Thousands of ex-Pipex customers have been suffering unexplained interruptions in their broadband service in recent weeks, as their new provider Tiscali stealthily works to cut costs.
People suffering a broadband outage as a result of the work are told by customer services, recently outsourced overseas, that their line is undergoing "essential engineering work". One Reg reader was initially told the downtime was BT's fault.
Top broadband watchers Thinkbroadband.com blew away that figleaf last Monday.
In fact, Tiscali itself is performing mass migrations to its unbundled network in order to save money, as it bids this year to turn a profit for the first time ever.
Tiscali paid £210m for 570,000 customers of Pipex and its subsidiary ISPs last year. A source at one of the acquired ISP brands said the new owners have ordered a focus on customer volume rather than the quality service it has been known for.
"The logic is that we'll save more money placing customers on the Tiscali backhaul per month than we will lose from customers migrating away," he said.
"So far we've had our SMTP Servers replaced with Tiscali's Iron Ports and now we've been forced to replace our DNS Servers with Tiscali's."
He also claimed that Tiscali has indicated it wants to place a full block on peer-to-peer applications at peak times in the evening.
The tens of thousands of ex-Pipex customers affected are not being told about the move because ISPs "do network migrations all the time", a Tiscali spokeswoman said. She denied the claims that former Pipex customers will get an inferior service on Tiscali's network - a natural worry given its reputation for strict bandwidth-throttling and data allowances.

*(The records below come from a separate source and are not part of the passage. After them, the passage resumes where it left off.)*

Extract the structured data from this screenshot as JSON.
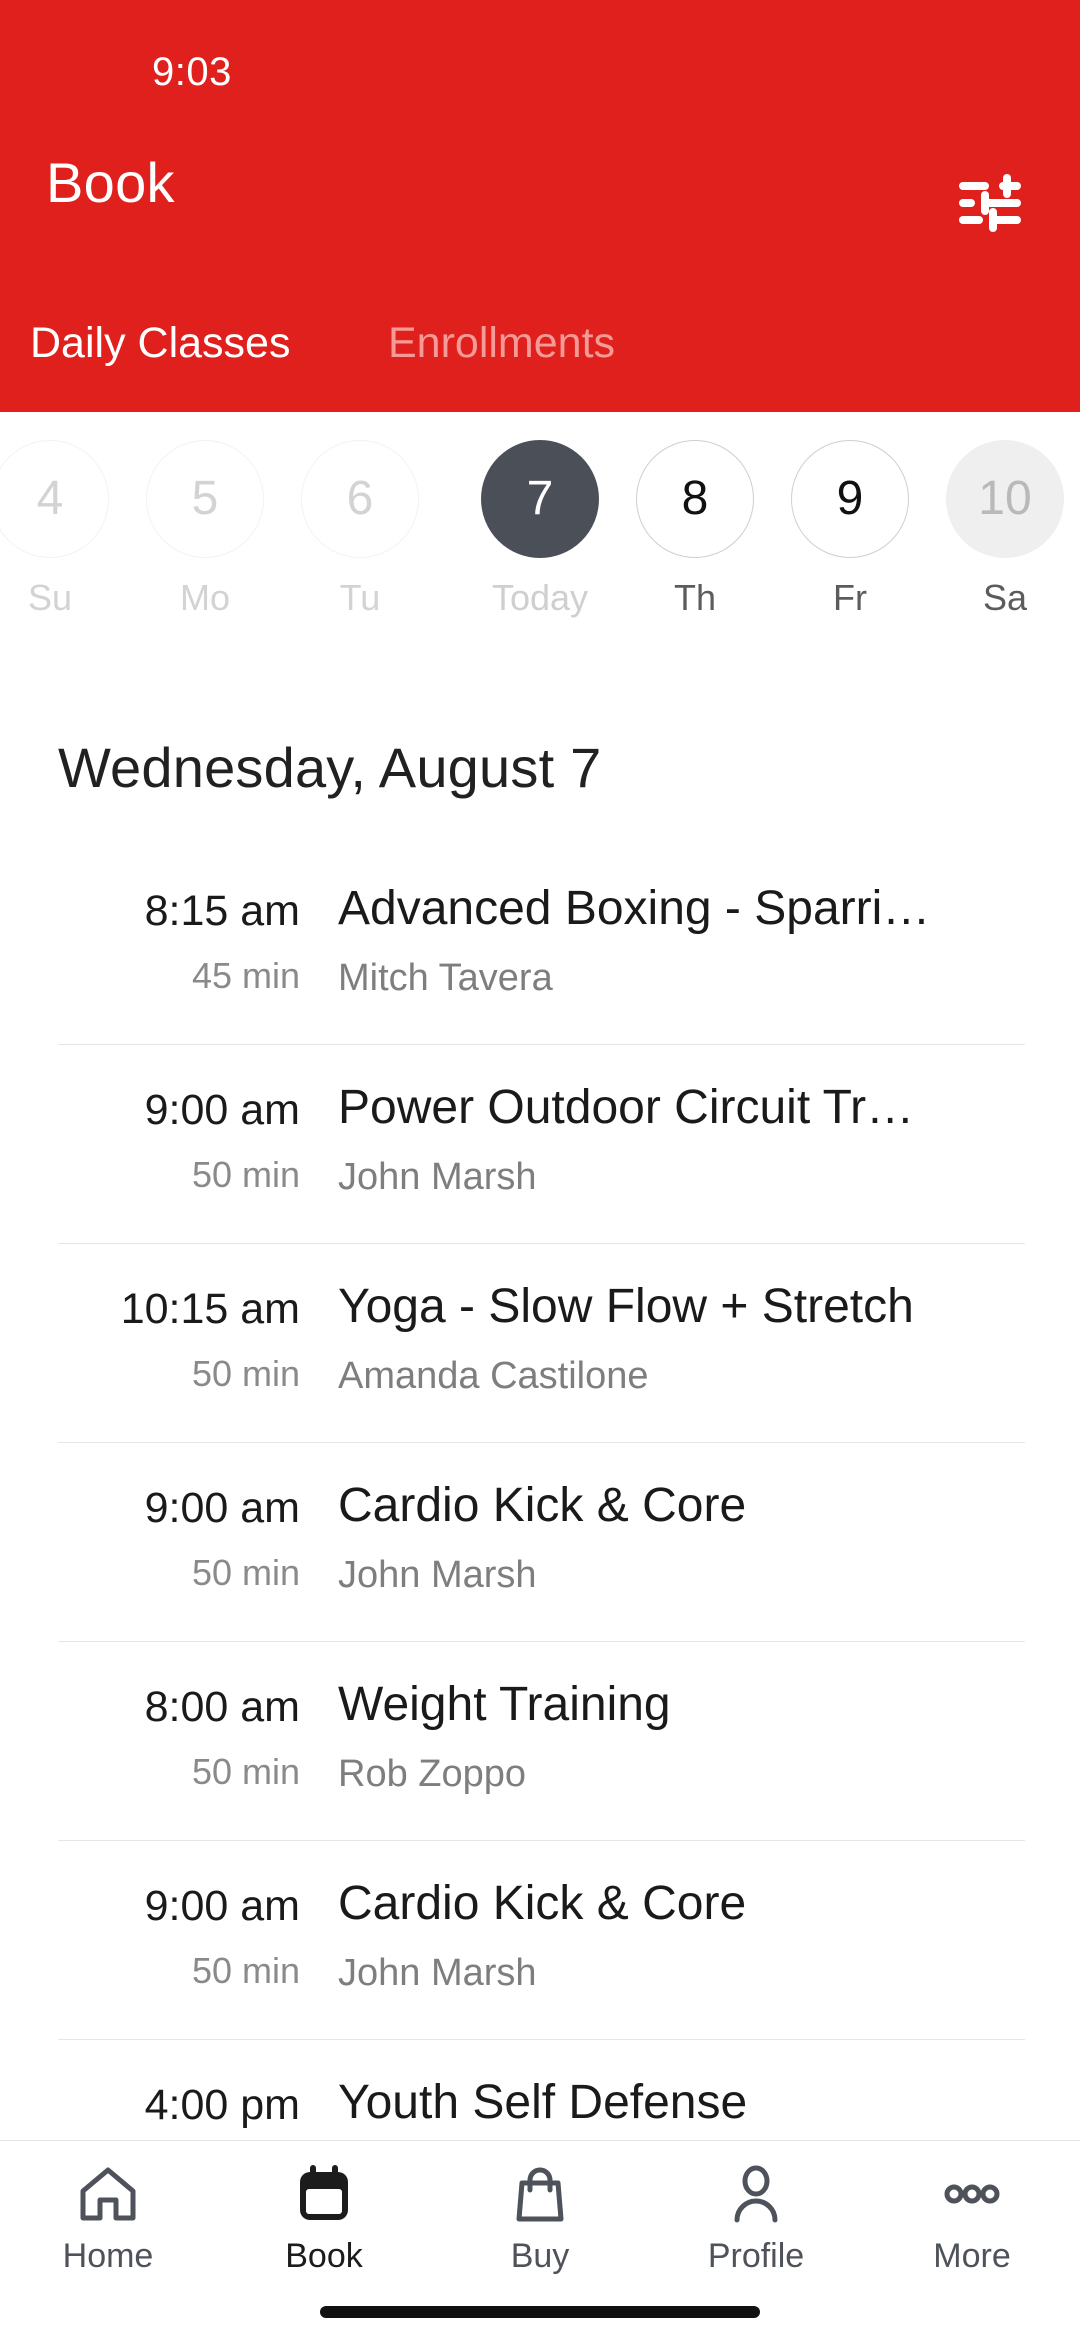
{
  "status_bar": {
    "time": "9:03"
  },
  "header": {
    "title": "Book",
    "filter_icon": "tune-filter-icon",
    "background_color": "#E0201C",
    "tabs": [
      {
        "label": "Daily Classes",
        "active": true
      },
      {
        "label": "Enrollments",
        "active": false
      }
    ]
  },
  "date_strip": {
    "days": [
      {
        "number": "4",
        "weekday": "Su",
        "state": "disabled"
      },
      {
        "number": "5",
        "weekday": "Mo",
        "state": "disabled"
      },
      {
        "number": "6",
        "weekday": "Tu",
        "state": "disabled"
      },
      {
        "number": "7",
        "weekday": "Today",
        "state": "selected"
      },
      {
        "number": "8",
        "weekday": "Th",
        "state": "enabled"
      },
      {
        "number": "9",
        "weekday": "Fr",
        "state": "enabled"
      },
      {
        "number": "10",
        "weekday": "Sa",
        "state": "future"
      }
    ],
    "selected_color": "#4B4F58"
  },
  "day_heading": "Wednesday, August 7",
  "classes": [
    {
      "time": "8:15 am",
      "duration": "45 min",
      "title": "Advanced Boxing - Sparri…",
      "instructor": "Mitch Tavera"
    },
    {
      "time": "9:00 am",
      "duration": "50 min",
      "title": "Power Outdoor Circuit Tr…",
      "instructor": "John Marsh"
    },
    {
      "time": "10:15 am",
      "duration": "50 min",
      "title": "Yoga - Slow Flow + Stretch",
      "instructor": "Amanda Castilone"
    },
    {
      "time": "9:00 am",
      "duration": "50 min",
      "title": "Cardio Kick & Core",
      "instructor": "John Marsh"
    },
    {
      "time": "8:00 am",
      "duration": "50 min",
      "title": "Weight Training",
      "instructor": "Rob Zoppo"
    },
    {
      "time": "9:00 am",
      "duration": "50 min",
      "title": "Cardio Kick & Core",
      "instructor": "John Marsh"
    },
    {
      "time": "4:00 pm",
      "duration": "",
      "title": "Youth Self Defense",
      "instructor": ""
    }
  ],
  "bottom_nav": {
    "items": [
      {
        "label": "Home",
        "icon": "home-icon",
        "active": false
      },
      {
        "label": "Book",
        "icon": "calendar-icon",
        "active": true
      },
      {
        "label": "Buy",
        "icon": "bag-icon",
        "active": false
      },
      {
        "label": "Profile",
        "icon": "person-icon",
        "active": false
      },
      {
        "label": "More",
        "icon": "ellipsis-icon",
        "active": false
      }
    ]
  }
}
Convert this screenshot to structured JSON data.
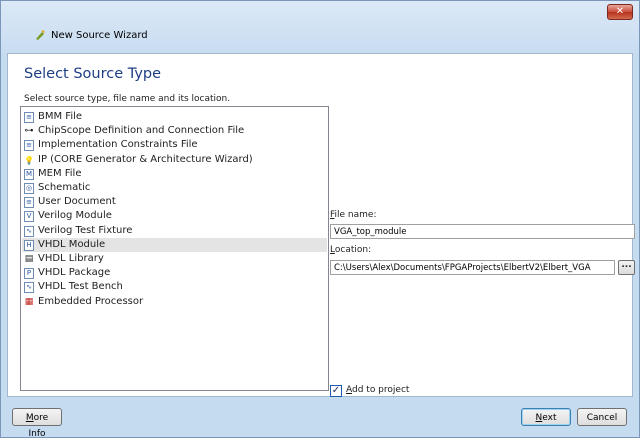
{
  "window": {
    "title": "New Source Wizard",
    "close_glyph": "✕"
  },
  "page": {
    "heading": "Select Source Type",
    "subheading": "Select source type, file name and its location."
  },
  "source_types": [
    {
      "label": "BMM File",
      "icon": "document-icon",
      "glyph": "≡"
    },
    {
      "label": "ChipScope Definition and Connection File",
      "icon": "chipscope-probe-icon",
      "glyph": "⊶"
    },
    {
      "label": "Implementation Constraints File",
      "icon": "document-icon",
      "glyph": "≡"
    },
    {
      "label": "IP (CORE Generator & Architecture Wizard)",
      "icon": "lightbulb-icon",
      "glyph": "💡"
    },
    {
      "label": "MEM File",
      "icon": "document-icon",
      "glyph": "M"
    },
    {
      "label": "Schematic",
      "icon": "schematic-icon",
      "glyph": "◎"
    },
    {
      "label": "User Document",
      "icon": "document-icon",
      "glyph": "≡"
    },
    {
      "label": "Verilog Module",
      "icon": "verilog-file-icon",
      "glyph": "V"
    },
    {
      "label": "Verilog Test Fixture",
      "icon": "verilog-test-icon",
      "glyph": "∿"
    },
    {
      "label": "VHDL Module",
      "icon": "vhdl-file-icon",
      "glyph": "H"
    },
    {
      "label": "VHDL Library",
      "icon": "vhdl-library-icon",
      "glyph": "▤"
    },
    {
      "label": "VHDL Package",
      "icon": "vhdl-package-icon",
      "glyph": "P"
    },
    {
      "label": "VHDL Test Bench",
      "icon": "vhdl-test-icon",
      "glyph": "∿"
    },
    {
      "label": "Embedded Processor",
      "icon": "processor-icon",
      "glyph": "▦"
    }
  ],
  "selected_index": 9,
  "form": {
    "file_name_label_accel": "F",
    "file_name_label_rest": "ile name:",
    "file_name_value": "VGA_top_module",
    "location_label_accel": "L",
    "location_label_rest": "ocation:",
    "location_value": "C:\\Users\\Alex\\Documents\\FPGAProjects\\ElbertV2\\Elbert_VGA",
    "browse_label": "...",
    "add_to_project_accel": "A",
    "add_to_project_rest": "dd to project",
    "add_to_project_checked": true,
    "check_glyph": "✓"
  },
  "footer": {
    "more_info_accel": "M",
    "more_info_rest": "ore Info",
    "next_accel": "N",
    "next_rest": "ext",
    "cancel_label": "Cancel"
  },
  "colors": {
    "heading": "#1e3e83",
    "window_frame": "#c5dbf0",
    "selection": "#e4e4e4"
  }
}
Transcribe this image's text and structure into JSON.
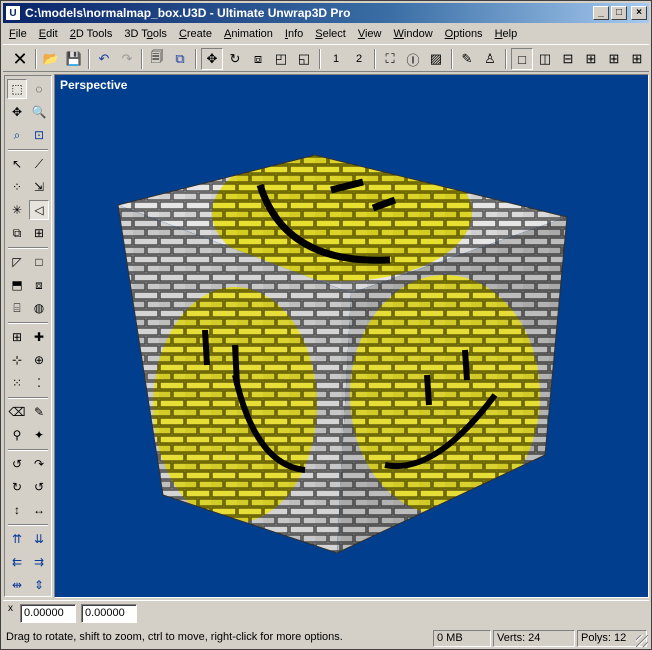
{
  "window": {
    "title": "C:\\models\\normalmap_box.U3D - Ultimate Unwrap3D Pro",
    "app_icon": "U",
    "controls": {
      "minimize": "_",
      "maximize": "□",
      "close": "×"
    }
  },
  "menu": [
    {
      "pre": "",
      "ul": "F",
      "post": "ile"
    },
    {
      "pre": "",
      "ul": "E",
      "post": "dit"
    },
    {
      "pre": "",
      "ul": "2",
      "post": "D Tools"
    },
    {
      "pre": "3D T",
      "ul": "o",
      "post": "ols"
    },
    {
      "pre": "",
      "ul": "C",
      "post": "reate"
    },
    {
      "pre": "",
      "ul": "A",
      "post": "nimation"
    },
    {
      "pre": "",
      "ul": "I",
      "post": "nfo"
    },
    {
      "pre": "",
      "ul": "S",
      "post": "elect"
    },
    {
      "pre": "",
      "ul": "V",
      "post": "iew"
    },
    {
      "pre": "",
      "ul": "W",
      "post": "indow"
    },
    {
      "pre": "",
      "ul": "O",
      "post": "ptions"
    },
    {
      "pre": "",
      "ul": "H",
      "post": "elp"
    }
  ],
  "toolbar": {
    "view_1": "1",
    "view_2": "2"
  },
  "viewport": {
    "label": "Perspective",
    "background": "#013e8e"
  },
  "coords": {
    "x_value": "0.00000",
    "y_value": "0.00000",
    "axis_label": "x"
  },
  "status": {
    "hint": "Drag to rotate, shift to zoom, ctrl to move, right-click for more options.",
    "memory": "0 MB",
    "verts": "Verts: 24",
    "polys": "Polys: 12"
  }
}
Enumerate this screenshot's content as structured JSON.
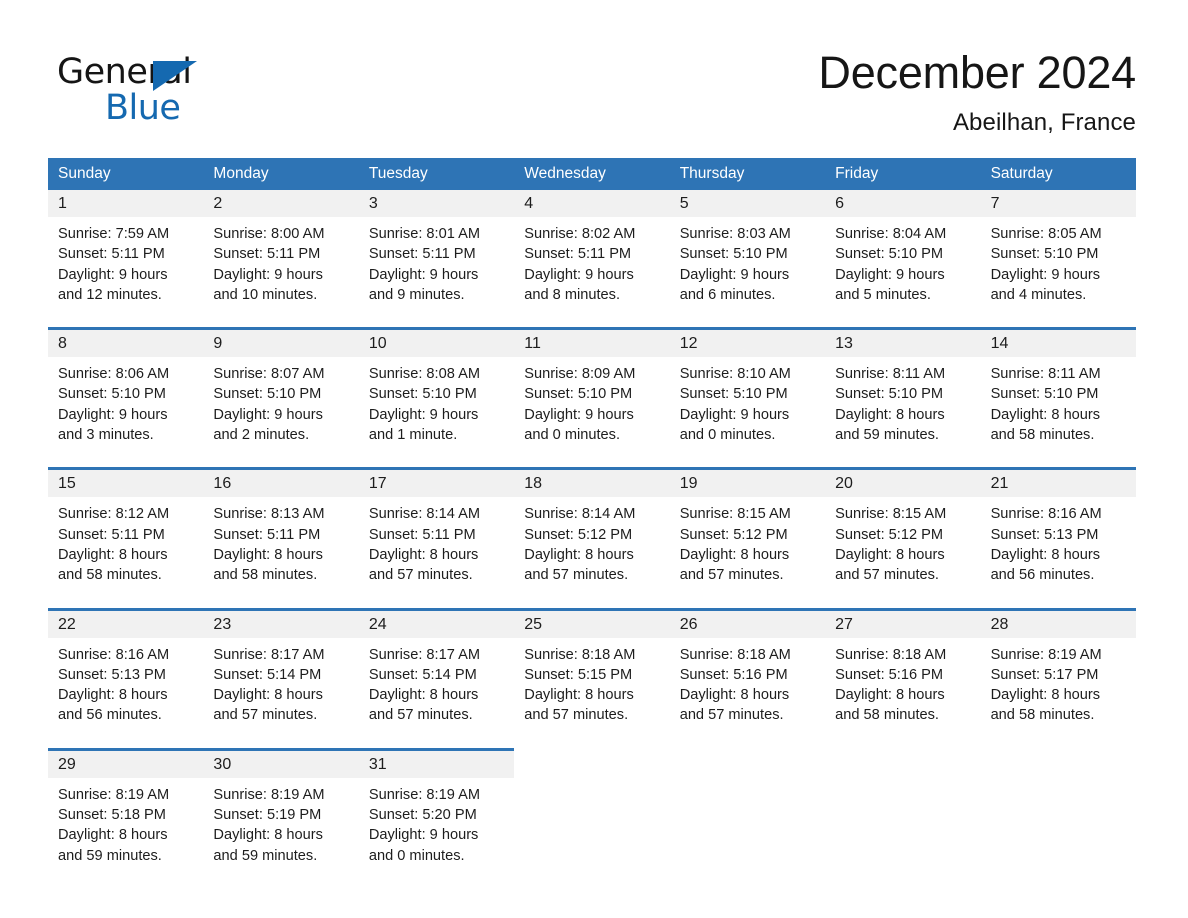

When done right, unbundled lines offer some of the fastest and most reliable ADSL service in the market. O2's Be and Sky's LLU broadband offering are often praised.
Tiscali provides broadband for some of the lowest prices around, however, and as a result service is inevitably restricted to cut costs. Pipex traffic will now be throttled (or "managed", according to taste) by Tiscali's Cisco P-Cube bandwidth-throttling hardware in its central infrastructure.
Tiscali rejected concerns. "Pipex (including Nildram and F2S) was using traffic-shaping technology also, and we will be applying the same profiles they had in place prior to migration," the spokeswoman said.
The Cisco gear has caused Tiscali users problems in the last two weeks because of a botched software update that cut off iTunes and other popular internet services. Tiscali's broadband support forum suggests many are still suffering very slow speeds.
She said they would be offered cheaper "Tiscali-type" services later this year. The mass migrations are being done to offer people better line speeds and reliability as well as to save Tiscali money, she insisted, and speed complaints have dropped. So why not tell them about it?
An Ofcom spokeswoman said it's unlikely Tiscali would be contravening any regulations if the quality of the connection does drop. If it is changing the service described in Pipex's broadband contracts, it must give customers 30 days' notice and allow them to switch away. However, such agreements are typically carefully-worded so that line speed and data allowances are not guaranteed.
Tiscali is currently the only ISP with its own LLU infrastructure as well as customers served via BT's IPstream and DataStream wholesale products. The primary goal of the mass migration programme is to cut out IPstream provision, which is the most costly for the firm. If Tiscali hasn't unbundled the local exchange they will be shifted to DataStream service.
Earlier this week, the man in charge of Tiscali's Italian parent company said that profit is his number one priority for 2008. He also hinted that a sell-off of its UK broadband business is likely in the next two years. ®